───── DATA PROVIDED
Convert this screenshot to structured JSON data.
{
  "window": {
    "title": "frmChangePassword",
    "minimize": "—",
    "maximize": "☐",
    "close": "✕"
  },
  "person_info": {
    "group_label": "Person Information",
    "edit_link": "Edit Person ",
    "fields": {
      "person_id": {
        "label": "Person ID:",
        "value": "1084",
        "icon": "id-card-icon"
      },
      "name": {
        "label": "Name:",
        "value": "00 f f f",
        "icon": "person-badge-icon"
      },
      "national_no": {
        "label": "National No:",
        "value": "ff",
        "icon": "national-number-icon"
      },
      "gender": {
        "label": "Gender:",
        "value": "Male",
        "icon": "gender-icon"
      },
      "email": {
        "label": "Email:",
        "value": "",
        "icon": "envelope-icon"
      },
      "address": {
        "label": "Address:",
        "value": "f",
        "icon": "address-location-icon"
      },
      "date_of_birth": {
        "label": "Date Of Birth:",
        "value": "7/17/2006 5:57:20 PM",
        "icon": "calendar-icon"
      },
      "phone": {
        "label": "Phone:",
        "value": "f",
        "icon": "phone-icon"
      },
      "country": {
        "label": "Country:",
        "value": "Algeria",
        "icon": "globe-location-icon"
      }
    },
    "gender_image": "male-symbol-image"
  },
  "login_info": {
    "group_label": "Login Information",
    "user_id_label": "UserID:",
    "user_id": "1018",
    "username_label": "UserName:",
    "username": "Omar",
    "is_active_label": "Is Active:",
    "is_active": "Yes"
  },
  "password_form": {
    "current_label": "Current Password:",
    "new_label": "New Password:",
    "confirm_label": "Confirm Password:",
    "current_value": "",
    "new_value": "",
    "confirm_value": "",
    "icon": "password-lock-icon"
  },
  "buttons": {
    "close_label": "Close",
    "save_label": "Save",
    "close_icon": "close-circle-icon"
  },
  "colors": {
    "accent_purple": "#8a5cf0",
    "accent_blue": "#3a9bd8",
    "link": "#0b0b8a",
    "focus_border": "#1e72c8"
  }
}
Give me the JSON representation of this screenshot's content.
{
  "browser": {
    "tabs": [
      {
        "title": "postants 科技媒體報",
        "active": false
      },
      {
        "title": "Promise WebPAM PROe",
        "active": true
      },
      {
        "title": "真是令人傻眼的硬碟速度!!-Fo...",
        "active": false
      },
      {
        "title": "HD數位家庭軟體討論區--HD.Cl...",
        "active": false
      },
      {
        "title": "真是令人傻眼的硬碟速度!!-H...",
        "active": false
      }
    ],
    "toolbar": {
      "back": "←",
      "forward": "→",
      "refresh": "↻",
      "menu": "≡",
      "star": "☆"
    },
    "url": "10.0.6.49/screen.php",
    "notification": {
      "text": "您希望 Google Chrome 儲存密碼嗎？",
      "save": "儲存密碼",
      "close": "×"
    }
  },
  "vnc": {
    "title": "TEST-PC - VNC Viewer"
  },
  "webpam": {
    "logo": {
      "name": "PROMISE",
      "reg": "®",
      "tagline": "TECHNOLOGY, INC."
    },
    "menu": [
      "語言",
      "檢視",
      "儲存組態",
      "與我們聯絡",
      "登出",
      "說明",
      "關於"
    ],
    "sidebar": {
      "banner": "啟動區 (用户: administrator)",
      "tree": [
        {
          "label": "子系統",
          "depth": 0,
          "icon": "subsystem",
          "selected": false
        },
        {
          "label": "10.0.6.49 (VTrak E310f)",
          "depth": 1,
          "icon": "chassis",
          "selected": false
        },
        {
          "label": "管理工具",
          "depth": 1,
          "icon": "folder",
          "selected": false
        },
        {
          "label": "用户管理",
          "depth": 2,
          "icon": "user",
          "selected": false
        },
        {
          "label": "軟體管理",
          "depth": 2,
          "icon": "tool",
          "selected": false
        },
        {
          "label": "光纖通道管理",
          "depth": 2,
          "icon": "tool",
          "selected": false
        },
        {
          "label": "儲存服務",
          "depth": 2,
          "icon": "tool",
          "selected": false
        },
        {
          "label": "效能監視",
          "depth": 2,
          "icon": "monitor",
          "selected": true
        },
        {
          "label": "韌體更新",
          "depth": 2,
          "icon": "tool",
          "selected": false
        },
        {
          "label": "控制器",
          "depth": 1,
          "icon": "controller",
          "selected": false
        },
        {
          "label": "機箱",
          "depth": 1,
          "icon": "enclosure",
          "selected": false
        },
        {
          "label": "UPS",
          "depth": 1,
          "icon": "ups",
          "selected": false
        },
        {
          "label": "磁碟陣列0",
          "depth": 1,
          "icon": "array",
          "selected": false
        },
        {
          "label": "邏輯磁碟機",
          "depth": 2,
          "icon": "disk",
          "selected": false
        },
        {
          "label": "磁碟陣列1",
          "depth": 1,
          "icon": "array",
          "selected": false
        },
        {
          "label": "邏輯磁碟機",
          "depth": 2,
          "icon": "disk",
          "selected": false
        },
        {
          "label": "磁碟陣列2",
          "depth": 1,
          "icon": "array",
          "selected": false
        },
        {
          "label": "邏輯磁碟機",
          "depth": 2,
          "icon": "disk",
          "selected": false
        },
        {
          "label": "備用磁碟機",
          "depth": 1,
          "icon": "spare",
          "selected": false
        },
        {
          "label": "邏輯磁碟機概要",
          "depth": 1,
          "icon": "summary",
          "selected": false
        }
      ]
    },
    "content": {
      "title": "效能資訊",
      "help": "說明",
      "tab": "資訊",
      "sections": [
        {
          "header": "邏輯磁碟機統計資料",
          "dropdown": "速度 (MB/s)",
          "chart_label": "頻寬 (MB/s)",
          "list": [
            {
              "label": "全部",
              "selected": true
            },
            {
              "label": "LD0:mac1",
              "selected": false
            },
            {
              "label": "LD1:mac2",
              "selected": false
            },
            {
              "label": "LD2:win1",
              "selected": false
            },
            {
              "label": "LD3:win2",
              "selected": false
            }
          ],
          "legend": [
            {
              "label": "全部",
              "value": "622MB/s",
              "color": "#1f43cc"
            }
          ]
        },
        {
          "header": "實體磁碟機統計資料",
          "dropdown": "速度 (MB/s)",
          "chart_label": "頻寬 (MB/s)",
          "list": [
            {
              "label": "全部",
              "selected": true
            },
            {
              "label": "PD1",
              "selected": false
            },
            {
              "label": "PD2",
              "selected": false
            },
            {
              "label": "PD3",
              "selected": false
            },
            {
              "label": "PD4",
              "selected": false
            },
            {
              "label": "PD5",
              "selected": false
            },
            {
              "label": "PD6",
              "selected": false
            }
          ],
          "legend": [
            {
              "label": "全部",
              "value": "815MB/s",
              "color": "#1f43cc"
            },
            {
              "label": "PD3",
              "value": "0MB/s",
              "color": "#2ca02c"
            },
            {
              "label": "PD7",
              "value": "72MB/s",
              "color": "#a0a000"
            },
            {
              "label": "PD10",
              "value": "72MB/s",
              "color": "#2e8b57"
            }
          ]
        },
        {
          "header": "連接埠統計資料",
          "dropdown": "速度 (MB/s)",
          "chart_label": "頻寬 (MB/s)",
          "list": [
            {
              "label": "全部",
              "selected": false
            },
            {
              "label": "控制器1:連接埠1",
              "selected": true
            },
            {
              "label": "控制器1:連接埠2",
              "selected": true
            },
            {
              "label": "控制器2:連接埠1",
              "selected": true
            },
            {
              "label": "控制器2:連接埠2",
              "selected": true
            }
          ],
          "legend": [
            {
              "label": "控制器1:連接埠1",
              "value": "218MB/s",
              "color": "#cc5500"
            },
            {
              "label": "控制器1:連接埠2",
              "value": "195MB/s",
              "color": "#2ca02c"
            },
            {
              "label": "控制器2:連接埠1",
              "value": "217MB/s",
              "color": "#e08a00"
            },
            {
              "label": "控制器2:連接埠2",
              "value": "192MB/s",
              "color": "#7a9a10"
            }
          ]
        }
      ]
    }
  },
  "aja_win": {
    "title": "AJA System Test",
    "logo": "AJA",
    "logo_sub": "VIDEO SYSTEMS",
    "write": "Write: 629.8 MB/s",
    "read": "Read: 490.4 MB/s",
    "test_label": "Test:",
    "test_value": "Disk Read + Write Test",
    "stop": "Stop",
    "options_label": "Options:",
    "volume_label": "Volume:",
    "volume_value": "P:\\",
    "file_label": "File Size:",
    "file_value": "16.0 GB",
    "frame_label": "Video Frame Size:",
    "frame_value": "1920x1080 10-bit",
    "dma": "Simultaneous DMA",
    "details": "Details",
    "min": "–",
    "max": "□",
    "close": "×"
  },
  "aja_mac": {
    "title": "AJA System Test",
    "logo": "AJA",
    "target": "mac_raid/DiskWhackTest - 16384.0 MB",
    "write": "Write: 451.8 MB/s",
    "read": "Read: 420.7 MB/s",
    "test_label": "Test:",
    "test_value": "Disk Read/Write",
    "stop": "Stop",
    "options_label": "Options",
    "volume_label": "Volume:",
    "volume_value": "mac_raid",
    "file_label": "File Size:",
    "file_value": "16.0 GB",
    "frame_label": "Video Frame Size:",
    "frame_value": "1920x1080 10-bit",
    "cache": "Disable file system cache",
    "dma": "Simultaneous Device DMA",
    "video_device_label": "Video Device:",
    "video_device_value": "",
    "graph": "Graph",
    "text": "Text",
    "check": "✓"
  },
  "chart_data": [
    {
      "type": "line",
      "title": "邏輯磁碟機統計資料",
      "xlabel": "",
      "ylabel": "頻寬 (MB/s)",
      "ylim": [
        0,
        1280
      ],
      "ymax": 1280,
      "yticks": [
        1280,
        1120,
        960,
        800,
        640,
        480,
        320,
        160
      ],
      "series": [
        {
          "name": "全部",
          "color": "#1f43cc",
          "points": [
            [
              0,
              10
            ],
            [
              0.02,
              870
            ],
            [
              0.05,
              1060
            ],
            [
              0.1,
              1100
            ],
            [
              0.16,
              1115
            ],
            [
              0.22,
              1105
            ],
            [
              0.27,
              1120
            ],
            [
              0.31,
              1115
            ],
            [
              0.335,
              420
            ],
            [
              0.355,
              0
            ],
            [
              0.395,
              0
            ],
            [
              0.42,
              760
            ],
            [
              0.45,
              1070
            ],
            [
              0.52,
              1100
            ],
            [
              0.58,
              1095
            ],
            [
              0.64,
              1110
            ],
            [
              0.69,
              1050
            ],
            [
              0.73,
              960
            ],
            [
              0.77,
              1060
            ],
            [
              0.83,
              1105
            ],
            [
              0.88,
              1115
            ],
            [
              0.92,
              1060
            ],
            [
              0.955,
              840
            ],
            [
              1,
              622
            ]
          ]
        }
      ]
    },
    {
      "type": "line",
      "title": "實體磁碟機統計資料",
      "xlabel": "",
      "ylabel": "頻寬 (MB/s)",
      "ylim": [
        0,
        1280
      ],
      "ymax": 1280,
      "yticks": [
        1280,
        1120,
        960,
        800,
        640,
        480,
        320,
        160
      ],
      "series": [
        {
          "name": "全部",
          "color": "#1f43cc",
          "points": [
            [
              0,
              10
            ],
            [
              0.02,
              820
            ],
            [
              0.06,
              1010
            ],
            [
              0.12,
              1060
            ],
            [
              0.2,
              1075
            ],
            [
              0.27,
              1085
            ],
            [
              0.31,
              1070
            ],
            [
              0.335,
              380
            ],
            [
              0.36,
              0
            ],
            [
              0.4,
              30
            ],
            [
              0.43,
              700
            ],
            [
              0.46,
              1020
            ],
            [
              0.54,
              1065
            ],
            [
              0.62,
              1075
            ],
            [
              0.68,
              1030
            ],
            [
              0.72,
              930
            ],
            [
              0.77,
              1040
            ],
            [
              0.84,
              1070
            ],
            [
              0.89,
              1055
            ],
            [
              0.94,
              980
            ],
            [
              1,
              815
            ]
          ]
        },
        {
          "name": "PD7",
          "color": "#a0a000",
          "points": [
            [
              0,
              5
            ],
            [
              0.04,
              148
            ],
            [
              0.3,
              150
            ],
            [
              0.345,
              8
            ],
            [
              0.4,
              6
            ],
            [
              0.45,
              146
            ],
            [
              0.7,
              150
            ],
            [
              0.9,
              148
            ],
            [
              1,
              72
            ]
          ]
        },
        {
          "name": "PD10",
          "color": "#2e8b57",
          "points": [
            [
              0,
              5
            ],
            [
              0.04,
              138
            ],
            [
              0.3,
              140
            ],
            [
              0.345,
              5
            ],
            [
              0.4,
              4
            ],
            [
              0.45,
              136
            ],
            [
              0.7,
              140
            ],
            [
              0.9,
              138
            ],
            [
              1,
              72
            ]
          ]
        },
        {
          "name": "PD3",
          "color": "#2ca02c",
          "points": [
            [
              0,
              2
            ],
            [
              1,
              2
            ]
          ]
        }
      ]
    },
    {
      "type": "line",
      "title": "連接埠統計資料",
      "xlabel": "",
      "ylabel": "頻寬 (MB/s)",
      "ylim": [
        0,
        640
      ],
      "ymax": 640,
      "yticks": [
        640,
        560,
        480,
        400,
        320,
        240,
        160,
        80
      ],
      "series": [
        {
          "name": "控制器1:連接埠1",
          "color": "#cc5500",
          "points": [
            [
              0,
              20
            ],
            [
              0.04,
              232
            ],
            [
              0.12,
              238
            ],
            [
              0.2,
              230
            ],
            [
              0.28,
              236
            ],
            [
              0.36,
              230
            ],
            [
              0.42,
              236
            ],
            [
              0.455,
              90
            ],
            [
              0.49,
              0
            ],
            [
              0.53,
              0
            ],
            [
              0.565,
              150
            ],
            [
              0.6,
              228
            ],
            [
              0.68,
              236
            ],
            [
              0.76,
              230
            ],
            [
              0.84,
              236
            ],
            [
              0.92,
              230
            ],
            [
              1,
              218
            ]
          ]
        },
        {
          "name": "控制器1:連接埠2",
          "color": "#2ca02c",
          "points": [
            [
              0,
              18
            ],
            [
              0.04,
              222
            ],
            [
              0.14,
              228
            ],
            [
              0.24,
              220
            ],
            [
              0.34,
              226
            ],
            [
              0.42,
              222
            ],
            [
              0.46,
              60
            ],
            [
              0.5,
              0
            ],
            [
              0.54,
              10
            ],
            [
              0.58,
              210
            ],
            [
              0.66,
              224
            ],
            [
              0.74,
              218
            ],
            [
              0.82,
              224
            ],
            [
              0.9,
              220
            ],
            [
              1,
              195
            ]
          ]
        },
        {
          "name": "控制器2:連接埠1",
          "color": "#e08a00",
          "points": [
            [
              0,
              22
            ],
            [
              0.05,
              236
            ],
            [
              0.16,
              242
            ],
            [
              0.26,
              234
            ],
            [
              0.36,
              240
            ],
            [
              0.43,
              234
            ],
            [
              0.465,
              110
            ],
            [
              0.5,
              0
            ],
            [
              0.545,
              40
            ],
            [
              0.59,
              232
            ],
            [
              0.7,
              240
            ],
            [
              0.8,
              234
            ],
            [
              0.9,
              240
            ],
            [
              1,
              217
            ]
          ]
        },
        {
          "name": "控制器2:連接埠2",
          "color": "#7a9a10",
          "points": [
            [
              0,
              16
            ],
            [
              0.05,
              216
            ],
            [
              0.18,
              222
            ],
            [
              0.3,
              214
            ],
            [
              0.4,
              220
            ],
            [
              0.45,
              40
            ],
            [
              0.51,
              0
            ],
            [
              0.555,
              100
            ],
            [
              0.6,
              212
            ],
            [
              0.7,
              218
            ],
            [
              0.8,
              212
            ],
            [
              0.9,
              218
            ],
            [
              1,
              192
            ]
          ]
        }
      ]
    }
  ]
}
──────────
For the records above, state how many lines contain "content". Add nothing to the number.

=== YOUR SOLUTION ===
2